Work request: Please find all lines in the data that hold the string "Password" and copy them.
-- Source data follows --
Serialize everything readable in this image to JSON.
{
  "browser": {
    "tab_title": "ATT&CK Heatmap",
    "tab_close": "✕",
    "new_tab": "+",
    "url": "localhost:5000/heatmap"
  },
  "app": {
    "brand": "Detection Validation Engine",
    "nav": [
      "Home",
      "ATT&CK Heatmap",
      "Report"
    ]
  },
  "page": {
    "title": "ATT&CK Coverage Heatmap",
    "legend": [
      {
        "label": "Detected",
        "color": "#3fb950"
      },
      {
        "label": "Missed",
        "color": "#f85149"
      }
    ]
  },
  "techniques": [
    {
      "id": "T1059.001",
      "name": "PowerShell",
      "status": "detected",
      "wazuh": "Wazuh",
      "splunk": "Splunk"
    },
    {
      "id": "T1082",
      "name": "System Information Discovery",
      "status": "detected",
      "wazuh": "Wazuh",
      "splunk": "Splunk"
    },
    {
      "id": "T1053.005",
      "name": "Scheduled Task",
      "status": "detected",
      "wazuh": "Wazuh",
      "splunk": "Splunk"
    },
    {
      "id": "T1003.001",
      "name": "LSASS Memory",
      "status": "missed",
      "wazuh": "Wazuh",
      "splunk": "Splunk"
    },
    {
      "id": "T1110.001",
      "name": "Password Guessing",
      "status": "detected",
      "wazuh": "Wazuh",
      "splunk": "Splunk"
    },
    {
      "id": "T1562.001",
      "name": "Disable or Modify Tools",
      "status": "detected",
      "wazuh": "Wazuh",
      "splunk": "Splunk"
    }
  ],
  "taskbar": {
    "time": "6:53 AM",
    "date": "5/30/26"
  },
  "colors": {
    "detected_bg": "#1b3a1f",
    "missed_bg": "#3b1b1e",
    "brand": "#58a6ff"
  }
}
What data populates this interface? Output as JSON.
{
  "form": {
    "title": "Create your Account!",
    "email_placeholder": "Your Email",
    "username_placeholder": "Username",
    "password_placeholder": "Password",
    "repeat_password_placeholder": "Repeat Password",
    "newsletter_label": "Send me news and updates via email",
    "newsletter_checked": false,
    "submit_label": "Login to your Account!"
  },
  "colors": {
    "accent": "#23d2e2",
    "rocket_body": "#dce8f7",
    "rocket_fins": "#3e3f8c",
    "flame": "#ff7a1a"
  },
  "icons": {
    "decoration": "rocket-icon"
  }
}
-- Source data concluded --
Written answer:
      "name": "Password Guessing",
    "password_placeholder": "Password",
    "repeat_password_placeholder": "Repeat Password",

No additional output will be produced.